Under the “Little Trojan Horse” scenario, rebel-held territories would be re-absorbed into Ukraine’s political sphere, allowing them to influence policy in Kiev and block Ukraine from further integration with European and Atlantic structures. Such a veto “could make Ukraine a grey zone between Europe and Russia,” said Tkachuk.
“Big Trojan Horse” refers to a restoration of the political regime of former President Viktor Yanukovych, ousted during the Maidan Revolution in 2014. “There is a risk that the pendulum could swing the other way,” said Tkachuk. “Some politicians that were close to Yanukovych are still quite active. A proportion of the population sympathizes with these people and there is growing dissatisfaction with current leaders who are unable to deliver what they promised before the revolution. Russia wants to restore these politicians to power and install a regime favorable to the Kremlin.”
The International Crisis Group uncovered similar evidence. It carried claims from a number of separatists that their Russian counterparts had cited “a ten-year plan to regain control over Ukraine,” combining “continued destabilization of the east” as well as economic and political pressures. . . .
The report, which VICE News has seen, suggests that a network of top rebel chiefs and high-ranking Ukrainian officials had joined forces to run a fuel-smuggling cartel operating across the frontline. Lyamin also names a number of Ukrainian fuel companies which, he says, have been granted access to these black market energy supplies. . . .
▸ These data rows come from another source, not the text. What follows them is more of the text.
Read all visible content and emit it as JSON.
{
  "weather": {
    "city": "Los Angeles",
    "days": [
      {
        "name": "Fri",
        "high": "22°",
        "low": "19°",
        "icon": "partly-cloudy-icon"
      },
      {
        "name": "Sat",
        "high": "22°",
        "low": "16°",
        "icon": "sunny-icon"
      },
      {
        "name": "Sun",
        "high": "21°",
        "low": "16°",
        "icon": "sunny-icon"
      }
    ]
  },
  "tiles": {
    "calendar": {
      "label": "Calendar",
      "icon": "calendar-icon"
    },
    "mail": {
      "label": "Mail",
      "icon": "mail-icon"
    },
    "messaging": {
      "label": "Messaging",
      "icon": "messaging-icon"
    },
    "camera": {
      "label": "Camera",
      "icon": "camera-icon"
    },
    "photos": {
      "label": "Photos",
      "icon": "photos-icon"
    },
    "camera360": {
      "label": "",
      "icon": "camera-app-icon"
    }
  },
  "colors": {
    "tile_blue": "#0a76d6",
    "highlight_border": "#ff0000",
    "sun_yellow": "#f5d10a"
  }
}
Surkov, a shadowy figure and Kremlin ideologue, often characterized as the Rasputin of modern-day Russia, oversees Ukraine’s rebel regions on Putin’s behalf and is said to refer to Moscow’s separatist proxies there as his “wards.” According to an LNR insider, Surkov’s secret visits to Luhansk in the past have been accompanied by city-wide cellphone blackouts, serving both as an extreme security precaution and a means of preventing leaks of confidential information. . . .